index.aspx.jpeg
The Inkblots: Hermann Rorschach, His Iconic Test, and the Power of Seeing by Damion Searls

“In 1917, working alone in a remote Swiss asylum, psychiatrist Hermann Rorschach devised an experiment to probe the human mind: a set of ten carefully designed inkblots. For years he had grappled with the theories of Freud and Jung while also absorbing the aesthetic movements of the day, from Futurism to Dadaism. A visual artist himself, Rorschach had come to believe that who we are is less a matter of what we say, as Freud thought, than what we see.” (Publisher summary)

index.aspx.jpegHit Makers: The Science of Popularity in an Age of Distraction by Derek Thompson
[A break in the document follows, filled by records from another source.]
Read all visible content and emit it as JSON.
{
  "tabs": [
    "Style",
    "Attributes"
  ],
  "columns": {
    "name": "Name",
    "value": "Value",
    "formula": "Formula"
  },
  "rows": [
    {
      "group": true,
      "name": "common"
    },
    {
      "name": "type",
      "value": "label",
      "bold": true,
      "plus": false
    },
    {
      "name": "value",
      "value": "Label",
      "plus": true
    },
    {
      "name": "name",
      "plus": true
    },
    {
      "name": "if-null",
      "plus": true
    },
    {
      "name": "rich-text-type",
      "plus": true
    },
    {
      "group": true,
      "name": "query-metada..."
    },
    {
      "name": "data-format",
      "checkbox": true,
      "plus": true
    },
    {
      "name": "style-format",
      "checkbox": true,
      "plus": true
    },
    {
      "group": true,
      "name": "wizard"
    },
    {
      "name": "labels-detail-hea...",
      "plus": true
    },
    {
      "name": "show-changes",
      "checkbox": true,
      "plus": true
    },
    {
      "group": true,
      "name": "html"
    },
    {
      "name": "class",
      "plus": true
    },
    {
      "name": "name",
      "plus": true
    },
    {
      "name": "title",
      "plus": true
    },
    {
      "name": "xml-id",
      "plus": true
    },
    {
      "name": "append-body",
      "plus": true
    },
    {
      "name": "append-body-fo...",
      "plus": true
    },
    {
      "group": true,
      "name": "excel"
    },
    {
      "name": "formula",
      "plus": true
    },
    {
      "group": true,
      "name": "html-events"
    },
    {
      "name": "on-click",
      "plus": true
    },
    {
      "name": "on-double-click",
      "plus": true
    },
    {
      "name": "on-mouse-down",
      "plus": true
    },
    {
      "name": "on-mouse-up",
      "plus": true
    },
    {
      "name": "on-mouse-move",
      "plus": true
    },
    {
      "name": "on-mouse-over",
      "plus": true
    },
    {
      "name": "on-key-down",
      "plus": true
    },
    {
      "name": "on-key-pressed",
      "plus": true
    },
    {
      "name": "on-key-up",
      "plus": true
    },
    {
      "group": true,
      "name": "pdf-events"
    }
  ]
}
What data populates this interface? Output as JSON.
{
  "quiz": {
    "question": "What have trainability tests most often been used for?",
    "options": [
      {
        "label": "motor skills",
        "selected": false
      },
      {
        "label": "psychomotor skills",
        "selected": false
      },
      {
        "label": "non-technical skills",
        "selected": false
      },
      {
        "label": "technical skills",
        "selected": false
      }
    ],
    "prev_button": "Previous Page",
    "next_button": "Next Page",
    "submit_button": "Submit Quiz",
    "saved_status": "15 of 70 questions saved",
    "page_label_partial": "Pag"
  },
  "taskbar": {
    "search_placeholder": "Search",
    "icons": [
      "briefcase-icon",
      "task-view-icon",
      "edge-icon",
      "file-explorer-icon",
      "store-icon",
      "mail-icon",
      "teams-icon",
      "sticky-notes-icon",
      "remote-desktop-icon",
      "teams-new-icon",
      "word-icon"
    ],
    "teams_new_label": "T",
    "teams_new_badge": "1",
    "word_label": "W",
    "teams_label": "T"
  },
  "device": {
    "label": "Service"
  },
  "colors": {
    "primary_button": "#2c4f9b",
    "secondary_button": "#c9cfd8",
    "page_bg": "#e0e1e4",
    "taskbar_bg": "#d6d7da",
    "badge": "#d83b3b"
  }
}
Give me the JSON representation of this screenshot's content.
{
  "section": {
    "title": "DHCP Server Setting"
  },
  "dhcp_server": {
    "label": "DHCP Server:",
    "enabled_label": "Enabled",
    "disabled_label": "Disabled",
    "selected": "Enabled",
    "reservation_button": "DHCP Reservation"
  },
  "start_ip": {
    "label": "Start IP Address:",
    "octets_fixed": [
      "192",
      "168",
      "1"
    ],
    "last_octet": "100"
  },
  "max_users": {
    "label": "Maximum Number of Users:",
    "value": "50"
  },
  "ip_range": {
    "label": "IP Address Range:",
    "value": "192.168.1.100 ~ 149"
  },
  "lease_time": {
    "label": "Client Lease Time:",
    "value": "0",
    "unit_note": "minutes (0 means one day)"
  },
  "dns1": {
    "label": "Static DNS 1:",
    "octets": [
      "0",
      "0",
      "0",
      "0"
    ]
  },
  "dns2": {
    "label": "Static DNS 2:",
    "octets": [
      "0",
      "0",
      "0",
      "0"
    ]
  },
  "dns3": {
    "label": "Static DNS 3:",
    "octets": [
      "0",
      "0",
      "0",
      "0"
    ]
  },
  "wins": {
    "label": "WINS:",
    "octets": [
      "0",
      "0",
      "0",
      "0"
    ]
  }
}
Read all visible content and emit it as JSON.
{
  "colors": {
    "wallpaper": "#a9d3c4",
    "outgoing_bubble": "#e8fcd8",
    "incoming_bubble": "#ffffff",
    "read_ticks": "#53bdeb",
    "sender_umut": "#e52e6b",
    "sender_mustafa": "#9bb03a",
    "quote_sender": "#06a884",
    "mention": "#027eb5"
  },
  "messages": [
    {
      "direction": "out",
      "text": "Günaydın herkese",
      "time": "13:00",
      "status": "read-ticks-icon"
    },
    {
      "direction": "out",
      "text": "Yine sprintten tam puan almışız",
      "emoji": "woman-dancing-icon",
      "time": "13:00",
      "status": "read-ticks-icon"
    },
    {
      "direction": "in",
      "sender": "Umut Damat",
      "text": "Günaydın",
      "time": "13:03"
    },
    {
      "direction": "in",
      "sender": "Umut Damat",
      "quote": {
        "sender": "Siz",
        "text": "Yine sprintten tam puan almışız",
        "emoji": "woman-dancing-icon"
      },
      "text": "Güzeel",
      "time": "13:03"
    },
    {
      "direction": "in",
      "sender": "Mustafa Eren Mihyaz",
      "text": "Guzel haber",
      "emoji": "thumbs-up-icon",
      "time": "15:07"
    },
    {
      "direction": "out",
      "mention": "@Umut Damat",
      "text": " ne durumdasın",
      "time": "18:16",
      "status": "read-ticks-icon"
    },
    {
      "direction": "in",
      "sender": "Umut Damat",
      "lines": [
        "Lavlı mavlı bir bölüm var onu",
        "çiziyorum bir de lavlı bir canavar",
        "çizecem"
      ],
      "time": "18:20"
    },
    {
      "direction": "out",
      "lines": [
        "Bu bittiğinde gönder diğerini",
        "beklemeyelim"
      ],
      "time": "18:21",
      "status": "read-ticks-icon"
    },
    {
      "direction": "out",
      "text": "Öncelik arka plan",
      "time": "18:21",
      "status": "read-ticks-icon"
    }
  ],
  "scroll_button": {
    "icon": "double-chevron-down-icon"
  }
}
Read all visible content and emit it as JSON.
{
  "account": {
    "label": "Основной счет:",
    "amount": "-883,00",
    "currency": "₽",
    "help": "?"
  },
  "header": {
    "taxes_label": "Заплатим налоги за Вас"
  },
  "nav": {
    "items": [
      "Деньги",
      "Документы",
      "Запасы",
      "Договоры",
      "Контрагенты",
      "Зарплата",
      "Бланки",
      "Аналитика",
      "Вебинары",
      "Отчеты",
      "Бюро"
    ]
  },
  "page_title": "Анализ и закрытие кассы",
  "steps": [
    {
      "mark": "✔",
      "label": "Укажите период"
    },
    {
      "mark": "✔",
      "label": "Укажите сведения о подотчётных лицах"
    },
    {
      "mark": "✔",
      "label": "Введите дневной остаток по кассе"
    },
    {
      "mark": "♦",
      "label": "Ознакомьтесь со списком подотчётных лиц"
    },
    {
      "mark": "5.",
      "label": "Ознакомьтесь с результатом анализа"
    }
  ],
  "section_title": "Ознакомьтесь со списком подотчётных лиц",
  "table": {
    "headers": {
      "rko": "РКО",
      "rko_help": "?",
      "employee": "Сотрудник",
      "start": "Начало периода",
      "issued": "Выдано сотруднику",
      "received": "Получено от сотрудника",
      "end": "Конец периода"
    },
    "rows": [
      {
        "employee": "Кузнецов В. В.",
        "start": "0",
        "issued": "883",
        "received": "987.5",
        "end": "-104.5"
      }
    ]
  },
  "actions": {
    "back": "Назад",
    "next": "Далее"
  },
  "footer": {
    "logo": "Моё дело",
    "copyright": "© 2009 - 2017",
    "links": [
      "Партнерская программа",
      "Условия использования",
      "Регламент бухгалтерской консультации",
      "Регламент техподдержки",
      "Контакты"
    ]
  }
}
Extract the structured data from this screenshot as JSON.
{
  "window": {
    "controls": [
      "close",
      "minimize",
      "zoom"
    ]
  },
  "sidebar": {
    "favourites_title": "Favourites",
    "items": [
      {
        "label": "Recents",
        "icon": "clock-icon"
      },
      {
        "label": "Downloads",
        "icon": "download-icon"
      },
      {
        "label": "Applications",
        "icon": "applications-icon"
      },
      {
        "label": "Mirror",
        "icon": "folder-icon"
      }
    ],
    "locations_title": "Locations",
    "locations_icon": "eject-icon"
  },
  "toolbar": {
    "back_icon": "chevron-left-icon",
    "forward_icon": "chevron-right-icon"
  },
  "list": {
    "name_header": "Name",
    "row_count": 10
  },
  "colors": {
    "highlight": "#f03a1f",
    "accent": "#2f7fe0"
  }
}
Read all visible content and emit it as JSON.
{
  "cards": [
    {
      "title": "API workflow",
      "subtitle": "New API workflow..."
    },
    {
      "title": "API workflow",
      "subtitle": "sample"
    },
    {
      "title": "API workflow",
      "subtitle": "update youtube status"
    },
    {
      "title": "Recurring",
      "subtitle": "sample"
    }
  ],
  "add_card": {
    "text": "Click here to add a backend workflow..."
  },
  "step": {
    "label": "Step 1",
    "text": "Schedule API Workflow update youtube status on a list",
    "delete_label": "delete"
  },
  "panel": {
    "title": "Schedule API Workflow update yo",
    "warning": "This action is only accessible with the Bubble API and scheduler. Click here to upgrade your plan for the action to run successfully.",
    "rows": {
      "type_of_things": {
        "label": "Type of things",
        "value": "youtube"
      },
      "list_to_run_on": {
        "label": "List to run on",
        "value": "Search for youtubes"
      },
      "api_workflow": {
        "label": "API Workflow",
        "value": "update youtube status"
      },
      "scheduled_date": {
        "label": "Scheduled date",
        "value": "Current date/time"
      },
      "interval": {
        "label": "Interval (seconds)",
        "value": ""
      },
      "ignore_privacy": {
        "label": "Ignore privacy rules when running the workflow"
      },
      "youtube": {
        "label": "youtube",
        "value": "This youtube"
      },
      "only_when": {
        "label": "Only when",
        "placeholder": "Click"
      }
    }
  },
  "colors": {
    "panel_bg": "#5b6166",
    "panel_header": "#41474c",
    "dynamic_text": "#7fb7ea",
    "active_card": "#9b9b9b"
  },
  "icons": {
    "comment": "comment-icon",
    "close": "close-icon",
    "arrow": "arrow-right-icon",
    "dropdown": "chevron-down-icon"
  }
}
“In his groundbreaking investigation, Atlantic senior editor Derek Thompson uncovers the hidden psychology of why we like what we like and reveals the economics of cultural markets that invisibly shape our lives. Shattering the sentimental myths of hit-making that dominate pop culture and business, Thompson shows quality is insufficient for success, nobody has ‘good taste,’ and some of the most popular products in history were one bad break away from utter failure. It may be a new world, but there are some enduring truths to what audiences and consumers want. People love a familiar surprise: a product that is bold, yet sneakily recognizable.” (Publisher summary)

index.aspx.jpeg
Irresistible: the rise of addictive technology and the business of keeping us hooked
by Adam Alter

“In this revolutionary book, Adam Alter, a professor of psychology and marketing at NYU, tracks the rise of behavioral addiction, and explains why so many of today’s products are irresistable. Though these miraculous products melt the miles that separate people across the globe, their extraordinary and sometimes damaging magnetism is no accident. The companies that design these products tweak them over time until they become almost impossible to resist.” (Publisher summary)

index.aspx.jpeg
Climate Change and the Health of Nations: Famines, Fevers, and the Fate of Populations by Anthony J. McMichael

“When we think of ‘climate change,’ we think of man-made global warming, caused by greenhouse gas emissions. But natural climate change has occurred throughout human history, and populations have had to adapt to the climate’s vicissitudes. Anthony J. McMichael, a renowned epidemiologist and a pioneer in the field of how human health relates to climate change, is the ideal person to tell this story.” (Publisher summary)

1473995631658.jpeg
Finding God in the Waves: How I Lost my Faith and Found It Again Through Science
by Mike McHargue

“In Finding God in the Waves, ‘Science Mike’ draws on his personal experience to tell the unlikely story of how science led him back to faith. Among other revelations, we learn what brain scans reveal about what happens when we pray; how fundamentalism affects the psyche; and how God is revealed not only in scripture but in the night sky, in subatomic particles, and in us.” (Publisher summary)

The Gene Machine: how genetic technologies are changing the way we have kids–and the kids we haveindex-1.aspx.jpeg by Bonnie Rochman

“A sharp-eyed exploration of the promise and peril of having children in an age of genetic tests and interventions. Is screening for disease in an embryo a humane form of family planning or a slippery slope toward eugenics? Should doctors tell you that your infant daughter is genetically predisposed to breast cancer? If tests revealed that your toddler has a genetic mutation whose significance isn’t clear, would you want to know?” (Publisher summary)

index-2.aspx.jpeg
Option B
by Sheryl Sandberg and Adam Grant

“Option B combines Sheryl’s personal insights with Adam’s eye-opening research on finding strength in the face of adversity. Beginning with the gut-wrenching moment when she finds her husband collapsed on a gym floor, Sheryl opens up her heart–and her journal–to describe the acute grief and isolation she felt in the wake of his death. But Option B goes beyond Sheryl’s loss to explore how a broad range of people have overcome hardships including illness, job loss, sexual assault, natural disasters, and the violence of war. Their stories reveal the capacity of the human spirit to persevere… and to rediscover joy.” (Publisher summary)

Enjoy your reading and appreciation of science in 2017!

  • Lyle